The Iranian regime has secretly hanged at least six prisoners last week in three cities, according to reports received from Iran.
A group of four prisoners were hanged in southern city of Bandar-abbas on Tuesday (October 7, 2014), a report said.
Another prisoner was executed in the main prison in western city of Marivan on Thursday (October 9, 2014).
A man identified as Mohammad Reza Mazlomi, 28, from the southern city of Bam was hanged in the city’s prison after more than five years imprisonment.
Iran under the rule of the clerical dictatorship has the highest number of executions per capita in the world.
Four prisoners executed in Iran On October 19/2014
Four men were hanged in Iran’s northern Rasht city on October 19. One of the hanged men was previously arrested for heroin possession, while another 46-year old man was arrested and charged for carrying and selling opium. The other two hanged men were charged for buying methamphetamine and heroin, IRIB news agency reported. Drug trafficking as well as murder, rape and armed robbery are among the crimes that are punishable by death in Iran.

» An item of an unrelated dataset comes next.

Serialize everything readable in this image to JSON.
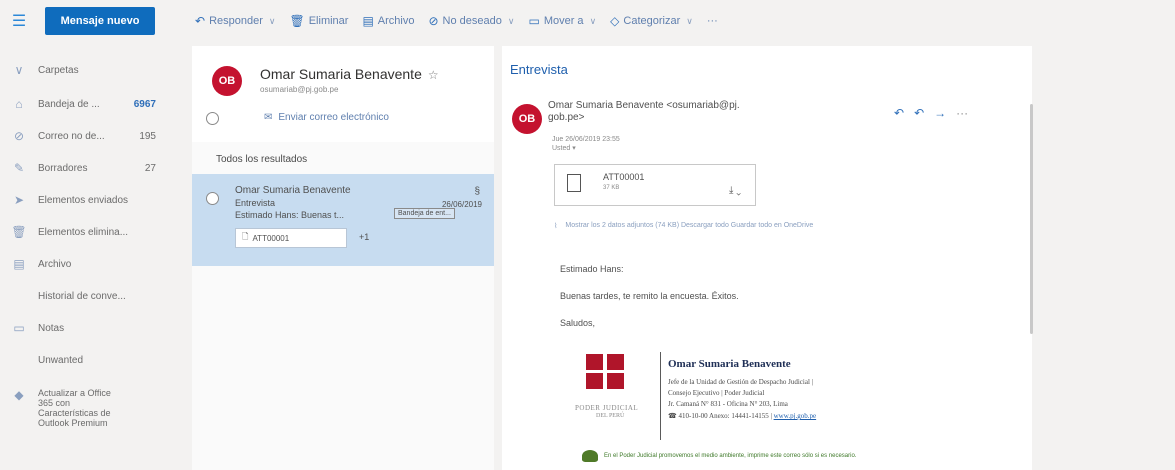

Iran ranks second, after China, in terms of the number of executions in the world.
Iran hanged a juvenile offender who allegedly had committed a crime four years ago when he was 14. The victim, Fardin Jaffarian was hanged early morning on Saturday, October 18, in the city’s main prison.
Since Hassan Rouhani has become the president of the regime over 1000 prisoners have been executed including many juvenile offenders.
Iran‘s abuse of human rights, including the hangings of hundreds of dubiously convicted citizens – in several cases minors – has soared over the past year, even as the Obama administration has yielded to Tehran‘s demand for an extension in precarious international talks over the Islamic republic’s disputed nuclear program.
With more than 560 executions over the past nine months, and a high-profile Iranian-American journalist detained for undisclosed reasons, rights groups and regional analysts say Iran‘s record may be worsening in the backdrop of potential detente with the West. While the State Department has voiced disapproval of “serious violations of due process” in the Islamic republic, the situation is prompting some in Washington to criticize the Obama administration for not applying more public pressure on Tehran to adhere to international human rights standards.
Going beyond airpower to take down ISIS doesn’t have to mean a new US occupation of Middle East territory. The best answer may well be a large-scale raid.
A recent poll showed that over 70 percent of the American people believe that taking out ISIS will eventually require US combat troops. They don’t necessarily like it, but they recognize the reality of the situation.
Few military professionals think the war can be resolved by aerial bombardment alone. This point was rammed brutally home on Oct. 3 when ISIS forces overran the Iraqi city of Hit despite the best efforts of coalition airpower; the slow fall of Kobani reinforces the lesson.
As the fight to neutralize, rollback and eventually eliminate the threat of the extremist group Islamic State rages on, the international community – in particular the West – should not forget that the policy in dealing with the extremist regime ruling Iran can have a crucial role in either seeing the campaign’s success – or its utter failure. The Islamic State, a group also known as ISIS or ISIL, has in past months occupied swaths of Iraq and Syria and aims at establishing a Caliphate based on a twisted and violent interpretation of Islam. It strives to expand its borders, and through highly-publicize violent methods tries to intimidate the international community into recognizing its hegemony in the region.
Iran- Nuclear Activities
Iran moved nuclear research body to dodge U.N. inspections: dissidents
(Reuters) – An exiled Iranian opposition group said on Wednesday that a facility in Tehran that the United States suspects is involved in nuclear weapons research has been moved to avoid detection by the United Nations atomic watchdog. The dissident National Council of Resistance of Iran (NCRI) exposed Iran’s uranium enrichment plant at Natanz and a heavy water facility at Arak in 2002. But analysts say it has a mixed track record and a clear political agenda. Iran says allegations of nuclear bomb research are baseless and forged by its enemies. Iran and six world powers are to meet in Vienna next week as part of efforts to end a protracted and volatile impasse over Tehran’s nuclear program, ahead of a Nov. 24 deadline for a comprehensive diplomatic settlement.
UPDATE 3-U.S. sees some progress in Iran nuclear talks, still aims for November deal
VIENNA, Oct 15 (Reuters) – A senior U.S. official said some progress was made in high-level nuclear negotiations with Iranon Wednesday but much work remained to be done, adding the goal was still to reach a deal by a late November deadline.
The State Department official spoke after about six hours of talks between U.S. Secretary of State John Kerry, Iranian Foreign Minister Mohammad Javad Zarif and European Union foreign policy chief Catherine Ashton in Vienna.
Iran and six world powers – the United States, France, Germany,China,Russia and Britain – aim to end a decade-long nuclear standoff by a Nov. 24 target date, although Tehran and Moscow have both indicated that more time may be required.
With less than six weeks to go, Western officials say important differences still remain, especially over the future scope of Iran’s production of enriched uranium, which can have civilian as well as military uses.